Author: Jiwan PaniPublisher: Publications DivisionYear: 1986Language: EnglishPages: 58ISBN/UPC (if available): N/A
Puppets arouse in me two kinds of feelings. When they behave like human beings, they seem to be mocking at me. They exaggerate my shortcomings, trampling on which they go on capering in a Falstaffian way and make me laugh unknowingly at my own foolishness. When however they behave as themselves, they look mysterious. As if they were beings of another world who sweetly persuade me to come crawling to theirs. And when I am there, their world looks like a multi-coloured small ball, extremely fascinating and entirely manageable. I feel great, enriched by the opening of the doors of other planes of reality and of other levels of experience.Although I had the idea that puppets can take drama to great heights, it was not until 1980 when I attended the World Congress of UNIMA at Washington, that I came to know that puppet theatre can have such an amazing range and variety. Some of the puppet shows presented at the Congress had such aesthetic appeal that they were in no way less than any human theatre of high caliber. They helped reinforce my fascination for puppets.

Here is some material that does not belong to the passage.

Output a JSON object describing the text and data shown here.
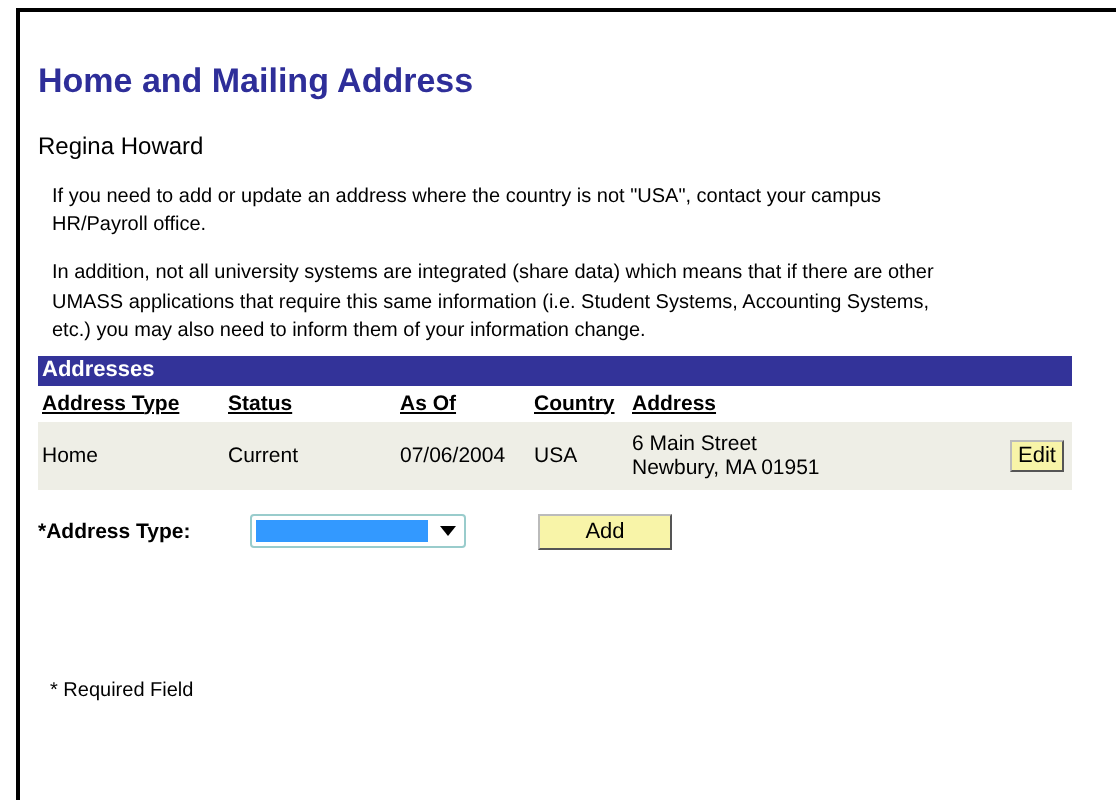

INTRODUCTIONThree-Dimensional PuppetsShadow-TheatreContemporary Puppet Theatre